The Town of Jay and local landowners approached AsRA and asked our help in stabilizing damage and restoring balanced water flows. This summer our first project focused on the lower portion of the stream - 200 feet from its confluence with the East Branch. Here, the storm's flow attempted to carve a new channel. The image below shows the project area in July 2016 before work. The stream is forced to the left of its established channel. Deposition from Irene and subsequent storms had aggraded, creating a bar in the middle of the old channel. In addition, near the right bank an alternate channel is forming - a remnant of the old delta.
Flood flows best illustrate the problem. Below, a minor flood associated with the 2016 spring thaw, shows the channel split. Even at a high flow, the water is shallow. The current cannot move sediment very far, so it deposits mid-channel - the bar at the center of the water aggrades and stream flows are pushed further to the banks. The result is collapsing banks that make the channel wider and flatter, causing additional material to aggrade, more bank collapse, and warming waters that reduce brook trout populations. In larger flood events, property owners on both banks can expect to lose trees and land.
AsRA and our partners - Trout Unlimited, US Fish and Wildlife Service, New York State Department of State, and the Town of Jay - designed and received APA and NYS DEC permit approvals for a repair that restored a single channel while respecting the historical delta. Working with a local excavator operator, Mike Ward of Ward Logging, we directed the regrading of the channel to the appropriate slope and the installation of rock formations that would restore the riffles and pools essential to channel balance. Then, using 20 foot trunks with rootwads from a multi-trunked basswood taken from the property, we stabilized the right bank at a slope and angle that would allow the stream to repair itself over time.
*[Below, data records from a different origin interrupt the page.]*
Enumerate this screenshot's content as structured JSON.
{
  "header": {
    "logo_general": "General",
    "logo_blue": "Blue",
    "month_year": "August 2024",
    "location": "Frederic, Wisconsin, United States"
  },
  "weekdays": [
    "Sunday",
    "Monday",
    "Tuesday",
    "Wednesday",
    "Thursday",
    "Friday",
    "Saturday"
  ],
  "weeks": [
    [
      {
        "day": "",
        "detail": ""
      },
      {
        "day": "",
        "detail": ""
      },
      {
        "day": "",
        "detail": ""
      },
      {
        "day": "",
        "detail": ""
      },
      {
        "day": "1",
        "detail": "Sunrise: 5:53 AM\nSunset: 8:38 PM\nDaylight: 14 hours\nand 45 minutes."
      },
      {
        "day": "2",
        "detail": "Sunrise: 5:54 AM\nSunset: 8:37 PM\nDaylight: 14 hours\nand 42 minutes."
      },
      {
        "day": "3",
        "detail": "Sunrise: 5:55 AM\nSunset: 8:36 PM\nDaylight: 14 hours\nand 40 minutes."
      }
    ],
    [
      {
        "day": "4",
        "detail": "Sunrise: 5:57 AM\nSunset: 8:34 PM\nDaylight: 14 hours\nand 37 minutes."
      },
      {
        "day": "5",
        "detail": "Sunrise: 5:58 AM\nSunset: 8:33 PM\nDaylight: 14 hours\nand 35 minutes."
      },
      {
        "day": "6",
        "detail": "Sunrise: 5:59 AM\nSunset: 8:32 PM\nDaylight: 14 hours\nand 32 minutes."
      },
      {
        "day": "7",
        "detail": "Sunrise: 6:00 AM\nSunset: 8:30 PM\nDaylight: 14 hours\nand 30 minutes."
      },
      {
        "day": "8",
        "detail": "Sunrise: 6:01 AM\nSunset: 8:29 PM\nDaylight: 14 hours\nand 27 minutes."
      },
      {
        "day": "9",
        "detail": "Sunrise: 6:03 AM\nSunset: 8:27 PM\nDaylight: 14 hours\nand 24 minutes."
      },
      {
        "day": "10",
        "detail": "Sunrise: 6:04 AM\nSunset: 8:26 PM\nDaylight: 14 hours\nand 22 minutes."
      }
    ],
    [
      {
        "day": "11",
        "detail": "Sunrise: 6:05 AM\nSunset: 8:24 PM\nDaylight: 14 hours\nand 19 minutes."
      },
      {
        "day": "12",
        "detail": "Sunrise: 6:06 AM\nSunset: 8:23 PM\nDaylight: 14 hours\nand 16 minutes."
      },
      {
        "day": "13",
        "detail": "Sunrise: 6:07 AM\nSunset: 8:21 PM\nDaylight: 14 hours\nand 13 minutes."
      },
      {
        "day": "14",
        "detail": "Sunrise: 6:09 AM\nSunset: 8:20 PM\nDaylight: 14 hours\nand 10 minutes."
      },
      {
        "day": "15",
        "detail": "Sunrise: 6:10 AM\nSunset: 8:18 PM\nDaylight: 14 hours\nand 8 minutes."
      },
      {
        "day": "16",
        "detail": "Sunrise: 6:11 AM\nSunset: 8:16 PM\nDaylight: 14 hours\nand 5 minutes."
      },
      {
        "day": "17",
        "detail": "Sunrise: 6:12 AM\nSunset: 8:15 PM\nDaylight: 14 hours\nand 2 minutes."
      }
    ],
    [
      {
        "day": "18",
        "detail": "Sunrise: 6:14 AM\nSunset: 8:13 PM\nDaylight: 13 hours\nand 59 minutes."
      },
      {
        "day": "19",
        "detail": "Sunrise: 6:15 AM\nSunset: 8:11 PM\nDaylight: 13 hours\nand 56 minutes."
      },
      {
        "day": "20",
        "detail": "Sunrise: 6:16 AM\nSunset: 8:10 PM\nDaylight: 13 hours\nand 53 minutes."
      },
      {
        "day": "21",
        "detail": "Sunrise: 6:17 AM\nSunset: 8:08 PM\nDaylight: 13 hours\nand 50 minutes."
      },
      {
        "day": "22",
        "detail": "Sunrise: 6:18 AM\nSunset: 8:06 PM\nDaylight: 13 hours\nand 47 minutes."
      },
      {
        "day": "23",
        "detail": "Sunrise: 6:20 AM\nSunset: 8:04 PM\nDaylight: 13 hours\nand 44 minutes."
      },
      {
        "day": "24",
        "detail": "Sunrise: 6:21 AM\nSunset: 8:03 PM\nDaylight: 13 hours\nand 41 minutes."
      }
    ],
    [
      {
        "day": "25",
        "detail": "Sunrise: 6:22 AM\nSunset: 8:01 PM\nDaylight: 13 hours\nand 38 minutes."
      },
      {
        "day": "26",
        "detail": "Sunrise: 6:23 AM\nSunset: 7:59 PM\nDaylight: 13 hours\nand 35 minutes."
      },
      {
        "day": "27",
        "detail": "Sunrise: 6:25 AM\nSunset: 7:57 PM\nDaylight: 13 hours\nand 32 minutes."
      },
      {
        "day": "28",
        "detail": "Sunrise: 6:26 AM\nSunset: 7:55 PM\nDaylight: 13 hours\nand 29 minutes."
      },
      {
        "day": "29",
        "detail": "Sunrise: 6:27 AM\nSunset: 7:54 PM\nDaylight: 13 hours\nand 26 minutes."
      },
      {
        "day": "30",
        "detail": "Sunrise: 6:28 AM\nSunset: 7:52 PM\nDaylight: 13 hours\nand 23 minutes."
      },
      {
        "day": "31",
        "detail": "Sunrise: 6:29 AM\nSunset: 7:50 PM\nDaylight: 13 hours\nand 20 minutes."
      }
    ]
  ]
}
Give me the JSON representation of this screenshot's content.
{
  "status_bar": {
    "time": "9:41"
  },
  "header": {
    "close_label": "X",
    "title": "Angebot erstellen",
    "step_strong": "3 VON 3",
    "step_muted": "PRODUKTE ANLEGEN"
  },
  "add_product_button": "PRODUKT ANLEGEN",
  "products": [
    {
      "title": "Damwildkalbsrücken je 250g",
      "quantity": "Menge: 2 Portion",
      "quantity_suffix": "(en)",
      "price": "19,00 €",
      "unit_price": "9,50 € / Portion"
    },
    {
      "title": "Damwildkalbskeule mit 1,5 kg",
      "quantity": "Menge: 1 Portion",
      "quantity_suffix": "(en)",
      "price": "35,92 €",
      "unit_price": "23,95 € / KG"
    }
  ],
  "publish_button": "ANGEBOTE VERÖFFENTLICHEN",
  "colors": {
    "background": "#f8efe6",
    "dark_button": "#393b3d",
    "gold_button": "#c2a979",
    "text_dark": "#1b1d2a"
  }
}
Water that flows onto the right berm, just below the bank where the root wads are sticking up, will meet just enough resistance (gradual slope and rughness from cobble, boulder and root wads) to slow its velocity and cause it to roll back into the main channel. The root wads will capture woody debris and sediment rebuilding the materials needed to maintaing the berm. The rest of the tree was used to reinforce the bank just above the deep pool, essential for trout, near the end of the reach. In a large flood, 100 year or greater, water will move to the first and maybe the second (higher) terrace on the right but will be moving slowly - unable to erode banks. In a year or two, native trees and plants we introduce will carpet both terraces, absorbing flood flows, further slowing them, shading the waterway, and providing habitat for birds, bugs and other wildlife.
It is a small but significant project. A simple repair that took a great deal of planning, surveying, and design, but was implemented in just three days. We hope it is only the beginning of carefully planned and prioritized work on the East Branch and its tributaries.